When the word "Model" appears in a line of the data below, list that line.

== Segment start ==

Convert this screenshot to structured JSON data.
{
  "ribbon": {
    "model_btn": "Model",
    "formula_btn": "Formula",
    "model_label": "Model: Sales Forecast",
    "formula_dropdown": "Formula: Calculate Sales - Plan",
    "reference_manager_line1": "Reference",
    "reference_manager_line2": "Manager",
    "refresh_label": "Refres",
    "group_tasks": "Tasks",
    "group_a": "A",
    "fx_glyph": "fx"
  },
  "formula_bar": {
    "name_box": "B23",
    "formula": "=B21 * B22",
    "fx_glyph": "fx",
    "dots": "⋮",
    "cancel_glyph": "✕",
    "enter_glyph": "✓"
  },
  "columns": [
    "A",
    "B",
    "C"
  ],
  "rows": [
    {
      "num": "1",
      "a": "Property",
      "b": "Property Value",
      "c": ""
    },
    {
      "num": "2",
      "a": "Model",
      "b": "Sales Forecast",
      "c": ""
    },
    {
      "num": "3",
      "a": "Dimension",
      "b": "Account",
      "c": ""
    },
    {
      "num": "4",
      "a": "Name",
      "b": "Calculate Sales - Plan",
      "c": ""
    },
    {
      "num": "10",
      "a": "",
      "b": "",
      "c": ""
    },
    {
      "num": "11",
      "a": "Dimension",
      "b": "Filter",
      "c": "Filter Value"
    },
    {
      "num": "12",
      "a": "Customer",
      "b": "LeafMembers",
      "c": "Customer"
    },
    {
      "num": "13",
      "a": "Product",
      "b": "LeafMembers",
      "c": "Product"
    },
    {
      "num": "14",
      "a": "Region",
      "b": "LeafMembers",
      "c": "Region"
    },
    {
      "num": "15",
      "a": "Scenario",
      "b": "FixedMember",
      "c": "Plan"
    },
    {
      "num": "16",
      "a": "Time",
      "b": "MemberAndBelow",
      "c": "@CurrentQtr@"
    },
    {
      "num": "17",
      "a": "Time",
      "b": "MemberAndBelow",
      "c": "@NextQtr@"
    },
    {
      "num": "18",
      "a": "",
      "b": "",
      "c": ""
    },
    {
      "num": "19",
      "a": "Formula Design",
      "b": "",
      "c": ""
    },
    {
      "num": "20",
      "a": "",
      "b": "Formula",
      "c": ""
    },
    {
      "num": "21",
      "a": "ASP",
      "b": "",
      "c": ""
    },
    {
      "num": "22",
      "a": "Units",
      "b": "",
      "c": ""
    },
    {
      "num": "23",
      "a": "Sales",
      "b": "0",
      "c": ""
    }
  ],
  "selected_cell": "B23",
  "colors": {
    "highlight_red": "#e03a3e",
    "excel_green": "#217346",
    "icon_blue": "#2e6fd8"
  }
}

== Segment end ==
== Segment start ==

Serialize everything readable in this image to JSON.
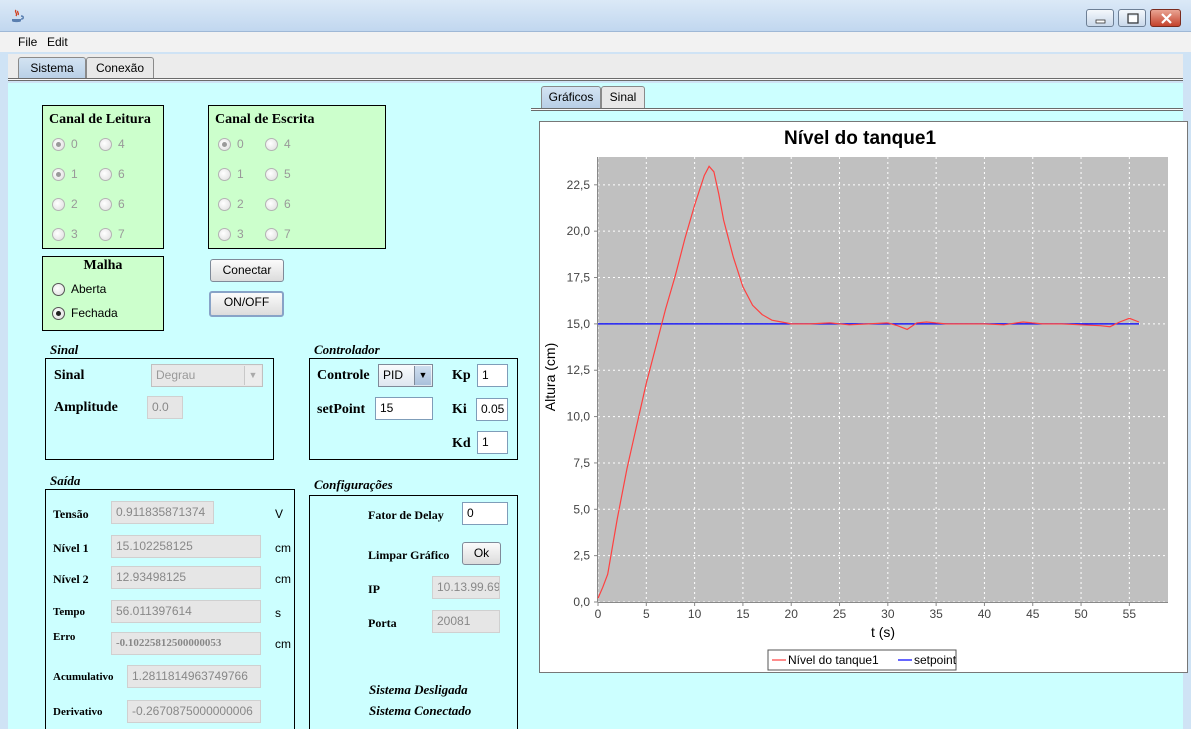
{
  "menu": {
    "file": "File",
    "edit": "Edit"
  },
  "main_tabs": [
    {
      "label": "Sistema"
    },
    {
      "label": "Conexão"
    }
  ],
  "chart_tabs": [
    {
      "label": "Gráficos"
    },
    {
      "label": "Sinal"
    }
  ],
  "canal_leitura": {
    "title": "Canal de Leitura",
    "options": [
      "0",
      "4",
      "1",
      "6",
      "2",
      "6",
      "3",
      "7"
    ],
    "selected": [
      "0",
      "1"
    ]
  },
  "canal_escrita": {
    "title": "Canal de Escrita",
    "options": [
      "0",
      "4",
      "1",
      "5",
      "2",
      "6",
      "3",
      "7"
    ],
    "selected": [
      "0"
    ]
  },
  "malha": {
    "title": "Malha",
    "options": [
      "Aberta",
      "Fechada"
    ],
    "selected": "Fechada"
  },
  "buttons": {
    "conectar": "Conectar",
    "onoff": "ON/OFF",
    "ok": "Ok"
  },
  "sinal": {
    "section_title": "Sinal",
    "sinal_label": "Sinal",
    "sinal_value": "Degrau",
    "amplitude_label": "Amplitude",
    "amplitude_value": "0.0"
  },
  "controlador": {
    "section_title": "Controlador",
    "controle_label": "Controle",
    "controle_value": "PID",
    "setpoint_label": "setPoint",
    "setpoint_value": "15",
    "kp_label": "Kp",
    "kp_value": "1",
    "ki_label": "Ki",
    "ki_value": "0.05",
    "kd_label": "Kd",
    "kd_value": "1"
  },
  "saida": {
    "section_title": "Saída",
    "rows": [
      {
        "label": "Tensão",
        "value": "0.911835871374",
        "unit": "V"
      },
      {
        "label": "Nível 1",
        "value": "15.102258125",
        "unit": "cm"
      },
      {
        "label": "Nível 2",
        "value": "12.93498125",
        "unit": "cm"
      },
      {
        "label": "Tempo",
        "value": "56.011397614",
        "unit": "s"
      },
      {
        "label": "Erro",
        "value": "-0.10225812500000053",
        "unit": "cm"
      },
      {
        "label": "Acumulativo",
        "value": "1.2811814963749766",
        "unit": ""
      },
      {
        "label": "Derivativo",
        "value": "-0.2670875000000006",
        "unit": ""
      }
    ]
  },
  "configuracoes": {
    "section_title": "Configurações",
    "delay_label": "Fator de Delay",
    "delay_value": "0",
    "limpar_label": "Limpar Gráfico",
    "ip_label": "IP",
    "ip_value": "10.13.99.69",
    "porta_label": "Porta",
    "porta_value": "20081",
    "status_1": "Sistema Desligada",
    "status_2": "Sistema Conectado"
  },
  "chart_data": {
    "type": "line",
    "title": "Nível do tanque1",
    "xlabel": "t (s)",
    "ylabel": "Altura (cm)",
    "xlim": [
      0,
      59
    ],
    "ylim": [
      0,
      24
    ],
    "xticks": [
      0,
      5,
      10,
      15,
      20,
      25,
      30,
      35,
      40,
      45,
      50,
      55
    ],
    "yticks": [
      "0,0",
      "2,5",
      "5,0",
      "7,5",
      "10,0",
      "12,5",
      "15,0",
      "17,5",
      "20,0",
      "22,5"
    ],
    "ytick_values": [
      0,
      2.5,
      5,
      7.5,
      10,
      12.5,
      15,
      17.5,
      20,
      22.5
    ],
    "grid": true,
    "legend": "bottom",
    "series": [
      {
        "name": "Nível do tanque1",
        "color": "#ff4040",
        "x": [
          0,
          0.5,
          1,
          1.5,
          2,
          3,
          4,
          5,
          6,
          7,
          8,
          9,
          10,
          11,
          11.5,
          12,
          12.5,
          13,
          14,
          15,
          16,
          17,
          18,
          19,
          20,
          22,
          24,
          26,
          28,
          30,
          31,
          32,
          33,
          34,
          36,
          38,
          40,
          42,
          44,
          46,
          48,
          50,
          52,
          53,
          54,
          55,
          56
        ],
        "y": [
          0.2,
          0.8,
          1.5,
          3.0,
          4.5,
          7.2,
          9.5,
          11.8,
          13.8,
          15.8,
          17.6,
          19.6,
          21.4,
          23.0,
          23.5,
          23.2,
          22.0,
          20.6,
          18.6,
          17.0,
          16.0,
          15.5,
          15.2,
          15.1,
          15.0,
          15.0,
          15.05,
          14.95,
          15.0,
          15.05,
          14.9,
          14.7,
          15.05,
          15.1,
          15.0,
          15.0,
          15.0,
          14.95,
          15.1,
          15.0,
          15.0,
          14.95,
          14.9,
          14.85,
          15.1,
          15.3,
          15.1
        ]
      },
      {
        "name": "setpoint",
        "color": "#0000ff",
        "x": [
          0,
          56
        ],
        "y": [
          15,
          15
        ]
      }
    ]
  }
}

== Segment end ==

• RESPONSE:
    "model_btn": "Model",
    "model_label": "Model: Sales Forecast",
      "a": "Model",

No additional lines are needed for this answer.